• **How to complete this task**
Look through the entries below for the string "Riviera", and copy each line where it is found.

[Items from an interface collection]

+ + + +

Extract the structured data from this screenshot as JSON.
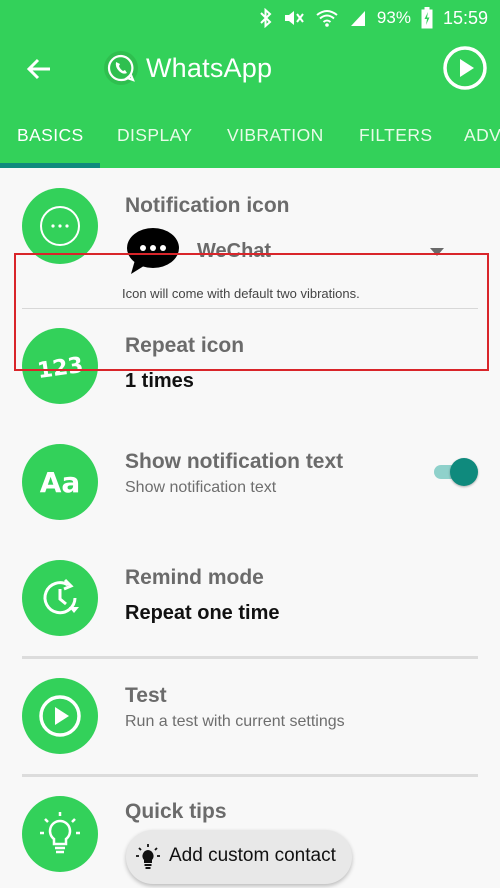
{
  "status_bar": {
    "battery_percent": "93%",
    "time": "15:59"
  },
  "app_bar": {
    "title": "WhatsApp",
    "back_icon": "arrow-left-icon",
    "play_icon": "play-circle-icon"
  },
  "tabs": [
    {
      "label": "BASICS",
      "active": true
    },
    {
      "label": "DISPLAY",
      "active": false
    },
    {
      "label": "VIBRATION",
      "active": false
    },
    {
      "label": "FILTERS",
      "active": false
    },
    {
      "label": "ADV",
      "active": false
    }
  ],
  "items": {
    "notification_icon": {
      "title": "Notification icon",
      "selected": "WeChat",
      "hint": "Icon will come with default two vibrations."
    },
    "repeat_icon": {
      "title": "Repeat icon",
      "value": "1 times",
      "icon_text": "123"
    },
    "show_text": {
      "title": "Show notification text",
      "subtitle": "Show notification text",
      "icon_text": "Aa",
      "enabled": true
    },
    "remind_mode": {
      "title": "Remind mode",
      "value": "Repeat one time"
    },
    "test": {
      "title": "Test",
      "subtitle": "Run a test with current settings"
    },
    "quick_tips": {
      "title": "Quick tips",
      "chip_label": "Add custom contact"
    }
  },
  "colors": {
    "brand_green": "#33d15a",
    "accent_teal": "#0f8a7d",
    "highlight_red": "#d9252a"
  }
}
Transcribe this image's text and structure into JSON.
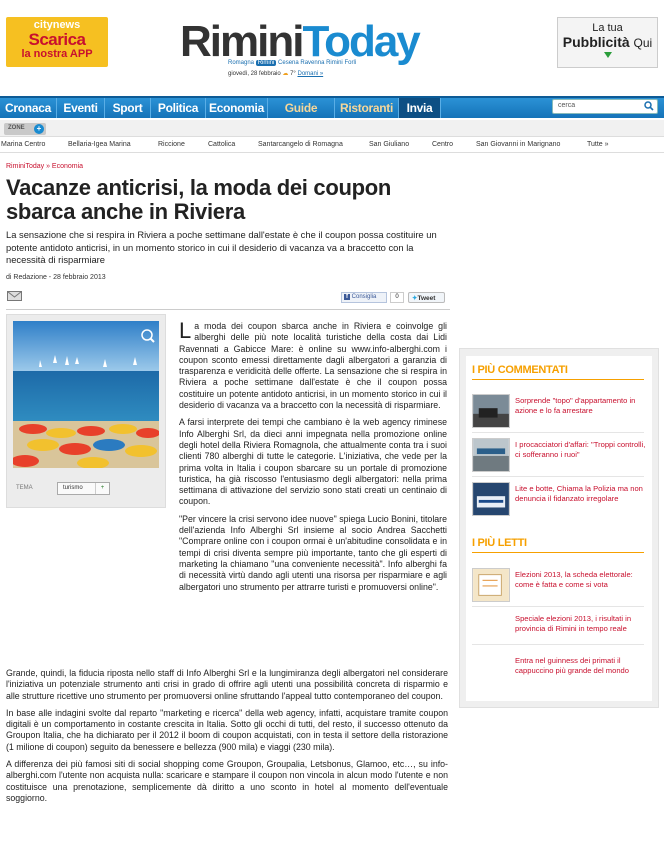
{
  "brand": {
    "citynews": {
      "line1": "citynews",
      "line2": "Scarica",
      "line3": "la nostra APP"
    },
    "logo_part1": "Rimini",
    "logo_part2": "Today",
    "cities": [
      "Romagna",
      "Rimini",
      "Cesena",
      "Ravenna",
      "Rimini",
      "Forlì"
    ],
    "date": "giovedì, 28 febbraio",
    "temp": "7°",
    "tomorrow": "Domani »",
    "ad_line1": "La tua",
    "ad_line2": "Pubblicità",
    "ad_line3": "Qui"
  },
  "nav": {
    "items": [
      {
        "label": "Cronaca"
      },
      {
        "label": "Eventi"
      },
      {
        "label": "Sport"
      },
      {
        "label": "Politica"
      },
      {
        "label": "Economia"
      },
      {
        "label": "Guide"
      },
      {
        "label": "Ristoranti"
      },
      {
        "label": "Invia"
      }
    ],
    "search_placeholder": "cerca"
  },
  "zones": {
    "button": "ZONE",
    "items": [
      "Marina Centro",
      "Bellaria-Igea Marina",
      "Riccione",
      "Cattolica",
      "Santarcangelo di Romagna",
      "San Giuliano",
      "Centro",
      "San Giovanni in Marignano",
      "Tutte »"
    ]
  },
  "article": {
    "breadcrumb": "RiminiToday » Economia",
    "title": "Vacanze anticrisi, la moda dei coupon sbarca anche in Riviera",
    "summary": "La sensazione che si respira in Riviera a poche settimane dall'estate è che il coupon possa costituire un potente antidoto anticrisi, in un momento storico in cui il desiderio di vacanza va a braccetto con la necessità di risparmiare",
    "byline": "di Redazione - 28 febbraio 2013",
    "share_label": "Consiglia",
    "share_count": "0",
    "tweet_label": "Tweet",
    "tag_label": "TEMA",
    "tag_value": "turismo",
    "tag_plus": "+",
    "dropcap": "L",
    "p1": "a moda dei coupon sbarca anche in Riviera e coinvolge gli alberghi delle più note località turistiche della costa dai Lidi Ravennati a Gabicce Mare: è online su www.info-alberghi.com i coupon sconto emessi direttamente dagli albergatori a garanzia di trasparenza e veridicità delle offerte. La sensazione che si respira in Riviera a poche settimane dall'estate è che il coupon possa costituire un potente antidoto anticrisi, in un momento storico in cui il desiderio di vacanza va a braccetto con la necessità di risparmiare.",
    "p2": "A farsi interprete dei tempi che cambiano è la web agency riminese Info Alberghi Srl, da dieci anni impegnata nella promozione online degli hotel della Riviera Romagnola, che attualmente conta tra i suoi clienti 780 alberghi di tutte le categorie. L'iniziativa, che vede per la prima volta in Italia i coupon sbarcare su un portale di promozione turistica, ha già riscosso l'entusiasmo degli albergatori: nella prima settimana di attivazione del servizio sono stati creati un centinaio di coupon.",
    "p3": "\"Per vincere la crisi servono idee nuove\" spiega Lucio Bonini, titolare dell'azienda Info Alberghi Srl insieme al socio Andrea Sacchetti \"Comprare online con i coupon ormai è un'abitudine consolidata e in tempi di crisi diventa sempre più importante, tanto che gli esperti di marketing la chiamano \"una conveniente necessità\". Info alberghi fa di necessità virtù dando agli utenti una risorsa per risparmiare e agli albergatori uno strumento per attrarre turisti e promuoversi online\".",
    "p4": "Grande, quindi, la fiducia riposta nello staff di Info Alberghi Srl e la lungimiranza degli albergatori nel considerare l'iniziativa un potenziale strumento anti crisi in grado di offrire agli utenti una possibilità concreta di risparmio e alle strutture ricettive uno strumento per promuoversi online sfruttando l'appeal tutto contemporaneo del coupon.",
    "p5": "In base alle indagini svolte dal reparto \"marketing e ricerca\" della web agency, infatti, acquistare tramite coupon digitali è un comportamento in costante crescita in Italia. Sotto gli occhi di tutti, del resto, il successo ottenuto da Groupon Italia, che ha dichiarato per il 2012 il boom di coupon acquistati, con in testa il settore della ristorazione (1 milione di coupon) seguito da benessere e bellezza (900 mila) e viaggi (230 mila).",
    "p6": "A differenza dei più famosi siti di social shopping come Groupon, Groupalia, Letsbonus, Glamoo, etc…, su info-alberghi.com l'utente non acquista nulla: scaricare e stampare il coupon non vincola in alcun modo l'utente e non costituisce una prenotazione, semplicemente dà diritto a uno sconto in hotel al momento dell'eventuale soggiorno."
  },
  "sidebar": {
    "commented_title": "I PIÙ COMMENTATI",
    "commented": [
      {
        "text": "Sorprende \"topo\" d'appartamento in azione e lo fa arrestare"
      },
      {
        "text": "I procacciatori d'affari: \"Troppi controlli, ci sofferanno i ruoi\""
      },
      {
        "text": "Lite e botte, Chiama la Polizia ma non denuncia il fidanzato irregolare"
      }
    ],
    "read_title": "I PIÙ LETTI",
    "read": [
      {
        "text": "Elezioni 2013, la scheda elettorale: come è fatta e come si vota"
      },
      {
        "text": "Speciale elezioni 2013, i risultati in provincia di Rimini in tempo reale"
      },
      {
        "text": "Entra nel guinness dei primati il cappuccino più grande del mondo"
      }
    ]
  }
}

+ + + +

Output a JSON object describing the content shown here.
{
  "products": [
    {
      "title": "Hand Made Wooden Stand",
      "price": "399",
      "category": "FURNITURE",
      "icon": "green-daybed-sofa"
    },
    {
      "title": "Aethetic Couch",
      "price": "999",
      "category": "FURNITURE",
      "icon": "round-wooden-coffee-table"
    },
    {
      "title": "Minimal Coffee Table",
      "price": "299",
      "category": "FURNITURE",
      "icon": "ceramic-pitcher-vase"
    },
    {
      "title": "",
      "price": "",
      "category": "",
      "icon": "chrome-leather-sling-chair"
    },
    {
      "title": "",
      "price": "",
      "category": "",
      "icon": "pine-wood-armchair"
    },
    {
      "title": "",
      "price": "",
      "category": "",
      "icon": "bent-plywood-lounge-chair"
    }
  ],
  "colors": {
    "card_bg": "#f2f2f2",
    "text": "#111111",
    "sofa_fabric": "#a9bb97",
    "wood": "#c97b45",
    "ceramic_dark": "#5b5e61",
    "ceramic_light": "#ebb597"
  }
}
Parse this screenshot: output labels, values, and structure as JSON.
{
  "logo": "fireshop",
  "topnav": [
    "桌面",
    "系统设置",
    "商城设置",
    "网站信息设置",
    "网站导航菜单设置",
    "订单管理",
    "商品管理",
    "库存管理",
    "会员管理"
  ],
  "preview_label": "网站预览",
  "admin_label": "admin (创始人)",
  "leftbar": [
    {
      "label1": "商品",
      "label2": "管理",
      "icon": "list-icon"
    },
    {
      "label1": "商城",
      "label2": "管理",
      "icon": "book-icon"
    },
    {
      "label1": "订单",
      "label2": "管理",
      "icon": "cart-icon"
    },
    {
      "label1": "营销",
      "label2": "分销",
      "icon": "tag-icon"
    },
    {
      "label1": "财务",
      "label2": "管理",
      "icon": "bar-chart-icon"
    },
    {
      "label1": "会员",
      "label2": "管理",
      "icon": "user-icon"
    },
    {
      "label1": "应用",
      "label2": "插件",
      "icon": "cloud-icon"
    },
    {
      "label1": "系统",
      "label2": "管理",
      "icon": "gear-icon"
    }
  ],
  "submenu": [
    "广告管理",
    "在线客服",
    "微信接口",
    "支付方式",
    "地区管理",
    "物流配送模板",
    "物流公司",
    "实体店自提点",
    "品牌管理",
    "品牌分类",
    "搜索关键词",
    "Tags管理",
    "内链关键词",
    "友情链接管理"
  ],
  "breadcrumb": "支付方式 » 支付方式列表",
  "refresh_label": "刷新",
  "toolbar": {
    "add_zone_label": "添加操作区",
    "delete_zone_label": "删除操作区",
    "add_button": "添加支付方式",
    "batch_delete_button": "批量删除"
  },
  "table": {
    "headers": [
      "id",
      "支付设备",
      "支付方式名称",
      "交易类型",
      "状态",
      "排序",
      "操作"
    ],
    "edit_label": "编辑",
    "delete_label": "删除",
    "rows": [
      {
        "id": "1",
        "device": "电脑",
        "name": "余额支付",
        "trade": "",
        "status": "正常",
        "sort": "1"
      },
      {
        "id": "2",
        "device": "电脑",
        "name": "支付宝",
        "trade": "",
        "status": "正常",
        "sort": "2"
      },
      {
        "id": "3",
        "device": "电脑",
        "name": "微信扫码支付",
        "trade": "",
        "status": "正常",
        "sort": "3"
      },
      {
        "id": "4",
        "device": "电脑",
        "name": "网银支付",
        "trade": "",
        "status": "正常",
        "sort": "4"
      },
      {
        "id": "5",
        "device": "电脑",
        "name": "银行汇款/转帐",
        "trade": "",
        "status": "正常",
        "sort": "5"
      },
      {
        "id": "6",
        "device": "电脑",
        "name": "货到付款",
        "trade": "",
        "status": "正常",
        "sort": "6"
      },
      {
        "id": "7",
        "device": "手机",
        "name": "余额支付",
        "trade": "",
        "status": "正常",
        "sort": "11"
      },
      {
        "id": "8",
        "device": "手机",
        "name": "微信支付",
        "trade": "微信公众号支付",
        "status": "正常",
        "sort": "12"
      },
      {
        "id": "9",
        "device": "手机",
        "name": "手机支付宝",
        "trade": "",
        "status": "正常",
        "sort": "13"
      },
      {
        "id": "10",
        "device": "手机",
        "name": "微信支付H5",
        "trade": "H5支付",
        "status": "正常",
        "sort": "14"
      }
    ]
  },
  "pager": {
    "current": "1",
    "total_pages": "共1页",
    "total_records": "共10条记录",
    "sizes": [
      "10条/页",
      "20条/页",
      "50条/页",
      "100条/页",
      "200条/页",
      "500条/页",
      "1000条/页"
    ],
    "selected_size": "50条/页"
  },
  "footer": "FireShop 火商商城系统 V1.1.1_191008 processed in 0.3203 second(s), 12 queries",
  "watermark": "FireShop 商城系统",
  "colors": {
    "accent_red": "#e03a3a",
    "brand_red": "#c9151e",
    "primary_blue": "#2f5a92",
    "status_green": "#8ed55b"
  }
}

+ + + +

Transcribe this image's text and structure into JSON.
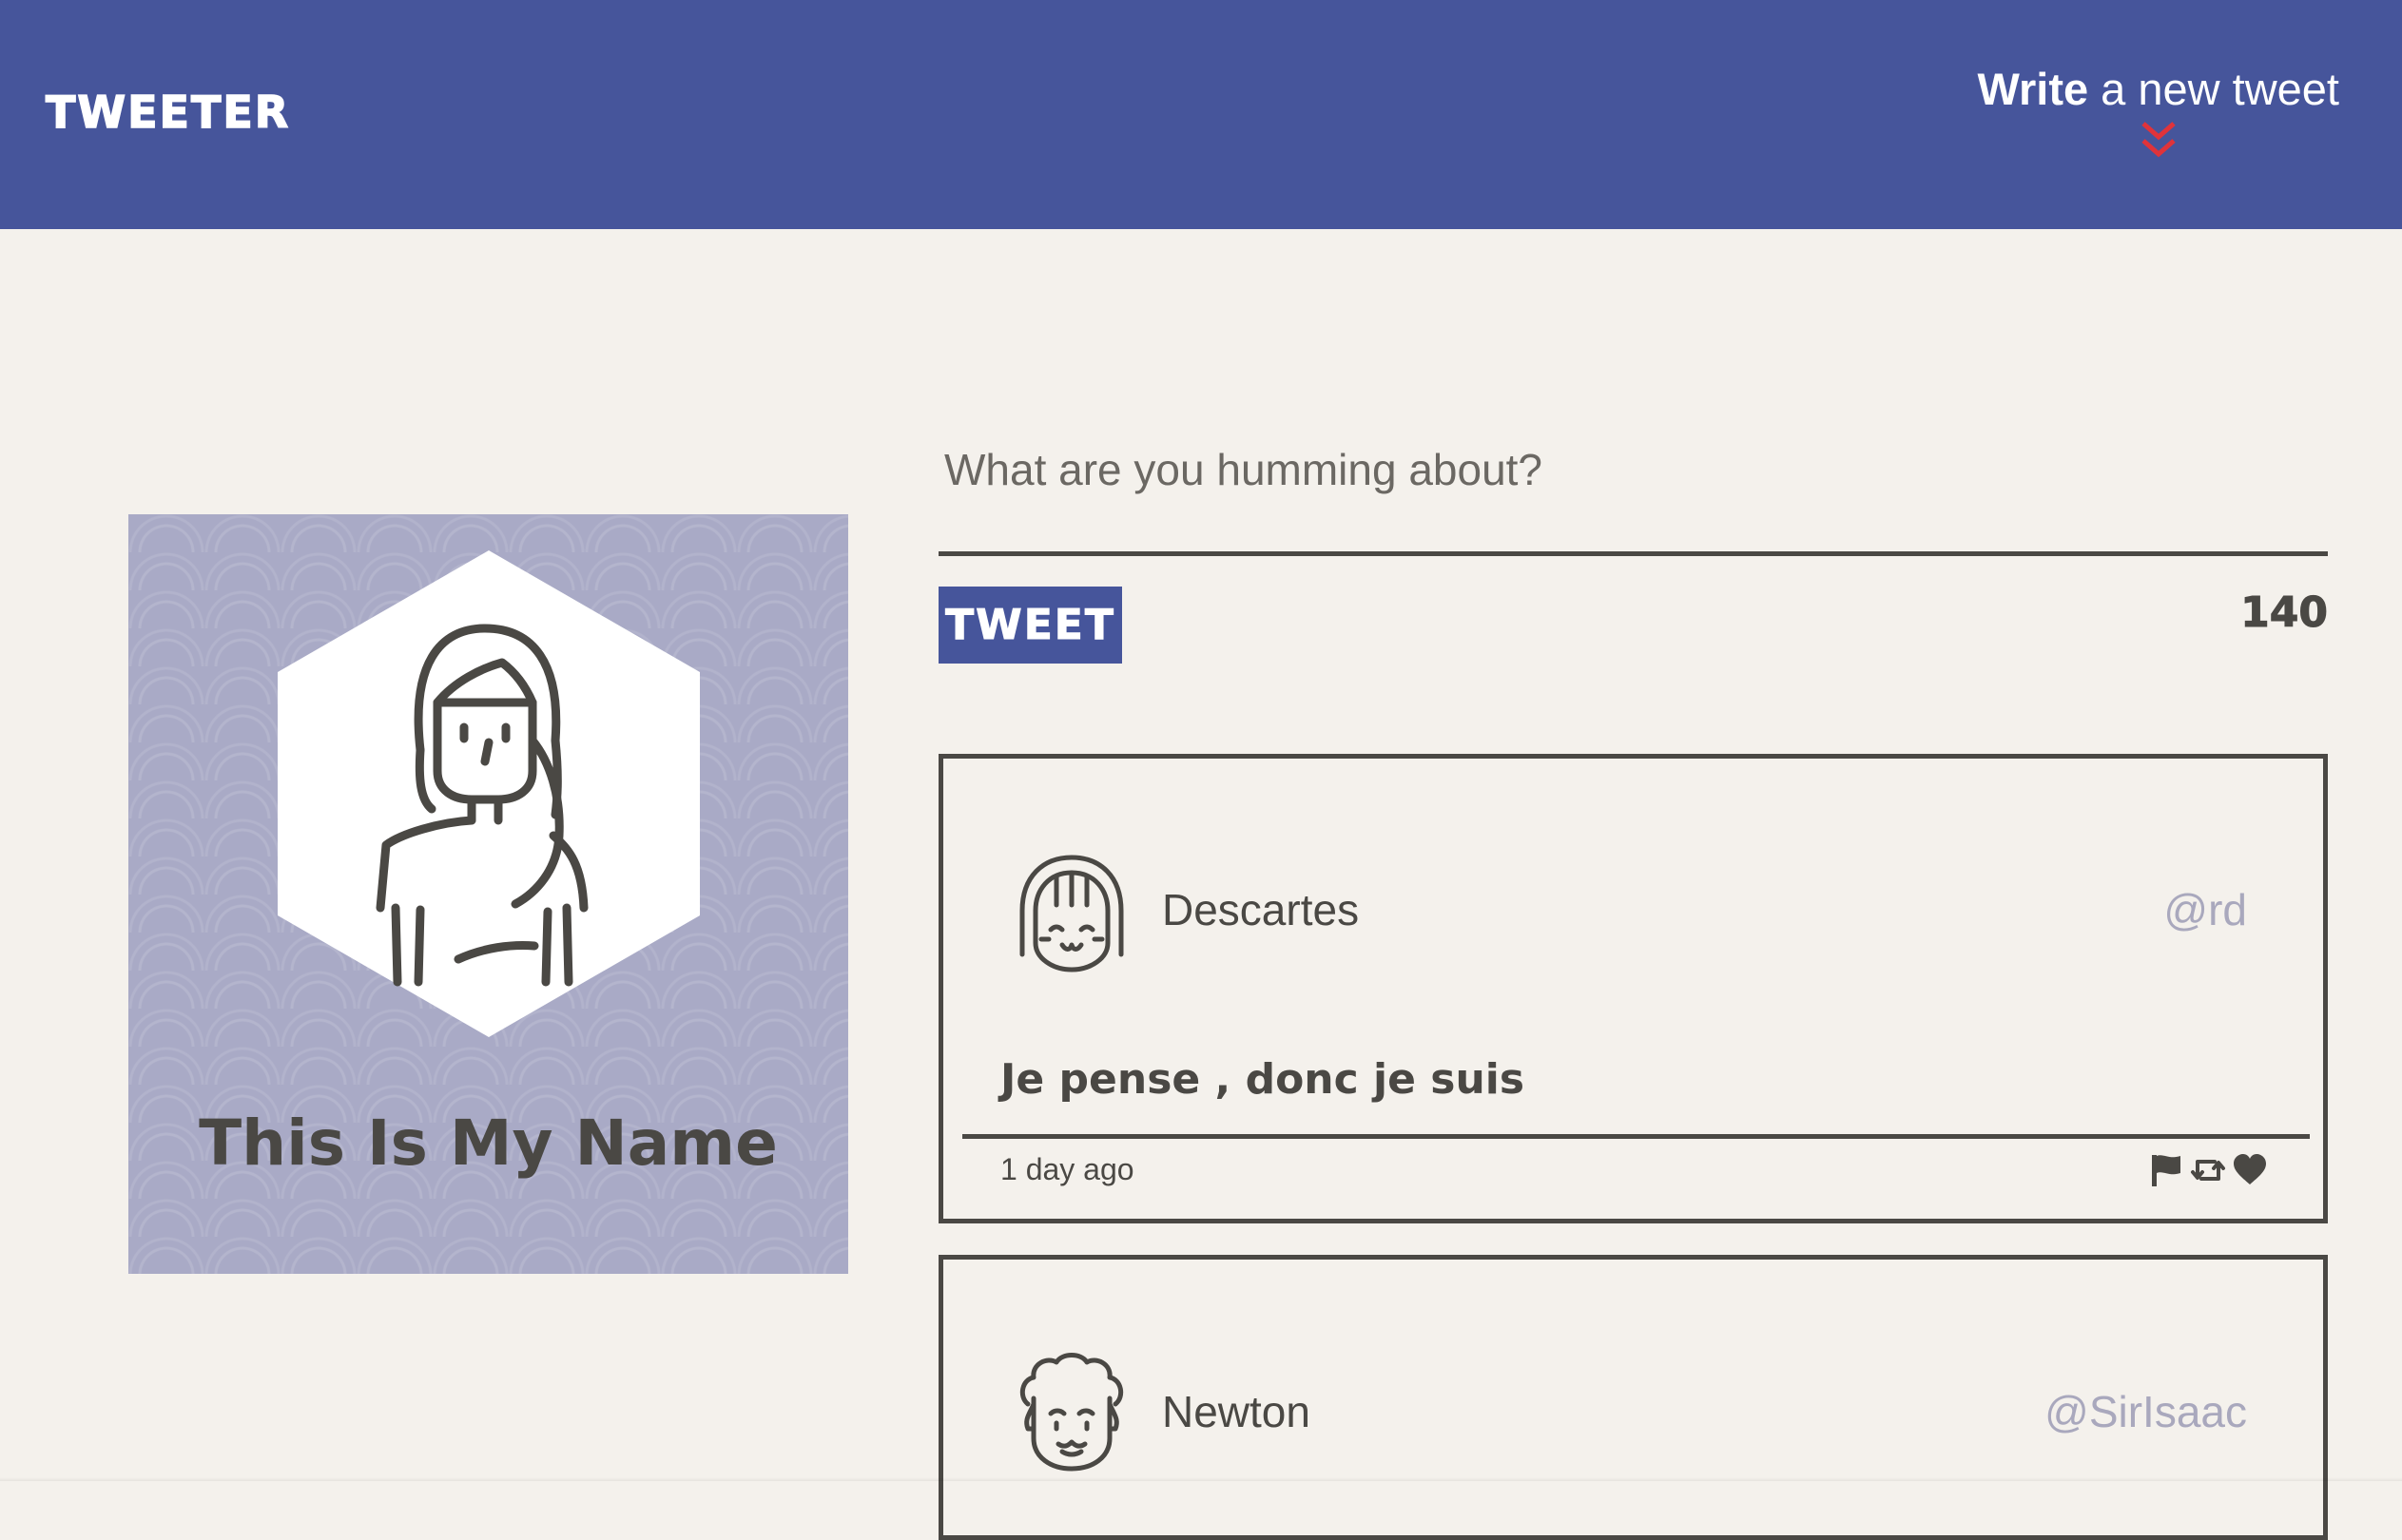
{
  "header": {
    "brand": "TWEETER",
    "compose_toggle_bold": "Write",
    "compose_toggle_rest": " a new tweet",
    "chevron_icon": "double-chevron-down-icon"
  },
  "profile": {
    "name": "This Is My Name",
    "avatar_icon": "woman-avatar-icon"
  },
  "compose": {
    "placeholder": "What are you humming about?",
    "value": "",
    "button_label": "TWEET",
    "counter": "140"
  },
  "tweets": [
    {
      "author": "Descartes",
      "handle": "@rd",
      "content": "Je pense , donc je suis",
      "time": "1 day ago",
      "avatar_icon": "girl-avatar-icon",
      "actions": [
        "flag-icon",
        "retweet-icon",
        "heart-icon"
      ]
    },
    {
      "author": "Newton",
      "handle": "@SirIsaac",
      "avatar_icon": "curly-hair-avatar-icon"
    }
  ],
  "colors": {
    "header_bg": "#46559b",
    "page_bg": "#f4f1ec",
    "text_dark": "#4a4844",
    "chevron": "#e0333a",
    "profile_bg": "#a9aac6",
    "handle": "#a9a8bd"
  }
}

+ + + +

• **Response area**
    "title": "Vacanze anticrisi, la moda dei coupon sbarca anche in Riviera",
    "summary": "La sensazione che si respira in Riviera a poche settimane dall'estate è che il coupon possa costituire un potente antidoto anticrisi, in un momento storico in cui il desiderio di vacanza va a braccetto con la necessità di risparmiare",
    "p1": "a moda dei coupon sbarca anche in Riviera e coinvolge gli alberghi delle più note località turistiche della costa dai Lidi Ravennati a Gabicce Mare: è online su www.info-alberghi.com i coupon sconto emessi direttamente dagli albergatori a garanzia di trasparenza e veridicità delle offerte. La sensazione che si respira in Riviera a poche settimane dall'estate è che il coupon possa costituire un potente antidoto anticrisi, in un momento storico in cui il desiderio di vacanza va a braccetto con la necessità di risparmiare.",
    "p2": "A farsi interprete dei tempi che cambiano è la web agency riminese Info Alberghi Srl, da dieci anni impegnata nella promozione online degli hotel della Riviera Romagnola, che attualmente conta tra i suoi clienti 780 alberghi di tutte le categorie. L'iniziativa, che vede per la prima volta in Italia i coupon sbarcare su un portale di promozione turistica, ha già riscosso l'entusiasmo degli albergatori: nella prima settimana di attivazione del servizio sono stati creati un centinaio di coupon.",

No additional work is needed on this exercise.